If you happen to grow up in Germany, then the Jugendschutzgesetz (Youth Protection Law) regulates what you can and cannot do in public while being a minor. Planning to see a movie at the local cinema? If you’re under 14 years of age, your film of choice must have finished by 8pm, between the ages of 14 and 16 you have to be out the exit by 10pm, and cinema aficionados between the ages of 16 and 18 have to finish any movie marathon by midnight. Similar rules apply for minors visiting other public places, such as restaurants and bars. While not exactly popular with the younger population, these measures are primarily in place to protect young people and are widely accepted, even if enforcement is often not overly strict.
Banning of loud Karaoke:
Excessive noise is a pollutant and will harm your health just like any other type of pollution. Noise pollution can cause hypertension, high stress levels, tinnitus, hearing loss, sleep disturbances, and a whole range of other harmful effects. It makes sense then to regulate the levels of noise people are exposed to, even if it means interfering with the nation’s favorite pastime of singing.
Taking Germany as example again, the general guideline there is that any excessive noise, such as from a raging party at your house or the popular Karaoke bar next door, must stop by 10pm and “Nachtruhe” (night time silence) must be maintained until around 6 or 7am, depending on where you live. You can still continue to sing, but it should only be done at room levels, and if the noise levels are such that they have “considerable impact” on the life of your neighbours (for example, they can’t sleep because you’re bellowing out My Way at the top off your lungs, which then leads to even more noise when the inevitable My Way Karaoke Fight breaks out) then you will quickly have the police knocking on your door, who will tell you to turn it down. If you still refuse (because you have to show everyone that your version of My Way is really and absolutely the best, for example) then the police might return and confiscate your equipment. If you’re a business, you may also end up in legal trouble.
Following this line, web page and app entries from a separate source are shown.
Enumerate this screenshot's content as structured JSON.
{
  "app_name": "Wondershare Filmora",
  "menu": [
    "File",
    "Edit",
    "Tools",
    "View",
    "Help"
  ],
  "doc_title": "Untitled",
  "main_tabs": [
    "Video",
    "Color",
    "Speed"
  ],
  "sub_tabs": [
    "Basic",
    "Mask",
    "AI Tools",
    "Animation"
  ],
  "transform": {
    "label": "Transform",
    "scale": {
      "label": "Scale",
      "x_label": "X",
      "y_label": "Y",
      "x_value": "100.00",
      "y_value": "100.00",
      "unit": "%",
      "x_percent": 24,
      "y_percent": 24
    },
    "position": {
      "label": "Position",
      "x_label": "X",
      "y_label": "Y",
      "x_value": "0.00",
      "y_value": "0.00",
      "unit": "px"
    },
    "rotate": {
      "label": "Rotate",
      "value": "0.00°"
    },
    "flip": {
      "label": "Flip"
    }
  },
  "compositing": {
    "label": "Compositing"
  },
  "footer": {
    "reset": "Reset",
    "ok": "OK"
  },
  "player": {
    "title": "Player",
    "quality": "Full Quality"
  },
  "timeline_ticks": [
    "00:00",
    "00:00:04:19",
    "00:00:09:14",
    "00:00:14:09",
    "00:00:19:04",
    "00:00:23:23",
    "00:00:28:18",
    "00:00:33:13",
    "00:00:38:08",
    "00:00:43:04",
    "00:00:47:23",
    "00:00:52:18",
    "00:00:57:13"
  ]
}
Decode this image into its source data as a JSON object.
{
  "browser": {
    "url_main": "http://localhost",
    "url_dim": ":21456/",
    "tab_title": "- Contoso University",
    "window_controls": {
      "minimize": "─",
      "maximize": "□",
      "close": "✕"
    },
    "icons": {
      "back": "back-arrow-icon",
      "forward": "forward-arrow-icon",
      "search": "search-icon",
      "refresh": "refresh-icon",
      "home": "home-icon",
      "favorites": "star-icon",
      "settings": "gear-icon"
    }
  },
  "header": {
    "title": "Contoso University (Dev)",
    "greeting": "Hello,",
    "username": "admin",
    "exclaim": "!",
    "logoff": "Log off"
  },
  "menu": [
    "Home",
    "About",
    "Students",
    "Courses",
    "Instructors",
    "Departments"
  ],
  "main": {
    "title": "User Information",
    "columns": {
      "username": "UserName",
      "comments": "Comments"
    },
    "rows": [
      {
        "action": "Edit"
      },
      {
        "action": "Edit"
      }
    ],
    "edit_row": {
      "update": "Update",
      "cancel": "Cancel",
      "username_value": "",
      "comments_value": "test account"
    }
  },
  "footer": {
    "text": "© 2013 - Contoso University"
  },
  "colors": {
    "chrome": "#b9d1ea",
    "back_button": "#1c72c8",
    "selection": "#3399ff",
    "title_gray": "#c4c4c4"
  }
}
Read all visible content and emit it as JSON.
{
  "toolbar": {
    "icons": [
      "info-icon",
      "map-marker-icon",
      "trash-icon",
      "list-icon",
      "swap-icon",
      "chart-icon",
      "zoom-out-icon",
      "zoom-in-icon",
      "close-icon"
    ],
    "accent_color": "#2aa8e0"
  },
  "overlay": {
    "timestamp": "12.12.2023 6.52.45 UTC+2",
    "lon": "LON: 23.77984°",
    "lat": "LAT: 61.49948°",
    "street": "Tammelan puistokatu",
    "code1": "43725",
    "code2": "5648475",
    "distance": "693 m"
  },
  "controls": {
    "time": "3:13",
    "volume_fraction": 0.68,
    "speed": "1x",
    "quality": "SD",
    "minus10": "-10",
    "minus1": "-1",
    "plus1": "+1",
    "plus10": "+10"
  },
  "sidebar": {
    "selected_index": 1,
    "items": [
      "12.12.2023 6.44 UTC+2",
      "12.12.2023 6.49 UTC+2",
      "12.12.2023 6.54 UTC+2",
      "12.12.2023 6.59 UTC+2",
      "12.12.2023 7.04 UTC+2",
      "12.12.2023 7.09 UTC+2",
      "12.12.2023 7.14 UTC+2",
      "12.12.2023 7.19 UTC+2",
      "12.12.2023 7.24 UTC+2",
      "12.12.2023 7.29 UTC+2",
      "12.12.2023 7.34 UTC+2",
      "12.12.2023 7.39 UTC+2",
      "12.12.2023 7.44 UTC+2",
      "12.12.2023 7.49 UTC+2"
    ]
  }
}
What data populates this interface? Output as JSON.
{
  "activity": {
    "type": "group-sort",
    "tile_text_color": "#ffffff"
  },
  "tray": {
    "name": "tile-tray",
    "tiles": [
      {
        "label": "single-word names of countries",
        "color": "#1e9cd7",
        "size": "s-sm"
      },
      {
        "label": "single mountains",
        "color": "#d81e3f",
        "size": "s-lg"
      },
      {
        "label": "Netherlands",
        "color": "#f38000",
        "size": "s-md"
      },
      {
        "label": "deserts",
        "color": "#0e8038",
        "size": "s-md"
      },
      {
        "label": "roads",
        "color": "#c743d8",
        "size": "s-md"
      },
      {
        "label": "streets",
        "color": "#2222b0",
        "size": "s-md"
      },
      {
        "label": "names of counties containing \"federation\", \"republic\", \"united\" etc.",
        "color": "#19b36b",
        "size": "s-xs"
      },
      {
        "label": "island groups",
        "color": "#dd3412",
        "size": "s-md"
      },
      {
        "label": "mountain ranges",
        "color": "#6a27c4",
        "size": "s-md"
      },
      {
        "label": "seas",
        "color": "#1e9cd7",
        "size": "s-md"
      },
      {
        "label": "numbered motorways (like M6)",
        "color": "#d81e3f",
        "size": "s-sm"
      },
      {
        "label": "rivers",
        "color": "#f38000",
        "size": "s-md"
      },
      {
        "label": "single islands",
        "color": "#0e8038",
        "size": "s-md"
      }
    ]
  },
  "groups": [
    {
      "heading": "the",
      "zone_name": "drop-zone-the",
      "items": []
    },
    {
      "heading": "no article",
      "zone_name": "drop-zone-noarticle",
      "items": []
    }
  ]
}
As shown above, the proposed measures are already in place in other countries and can generally be considered as having a positive impact on the quality of life of citizens. With these steps, Duterte is making the Philippines a little bit more like Germany or Switzerland, and that’s certainly not a bad thing.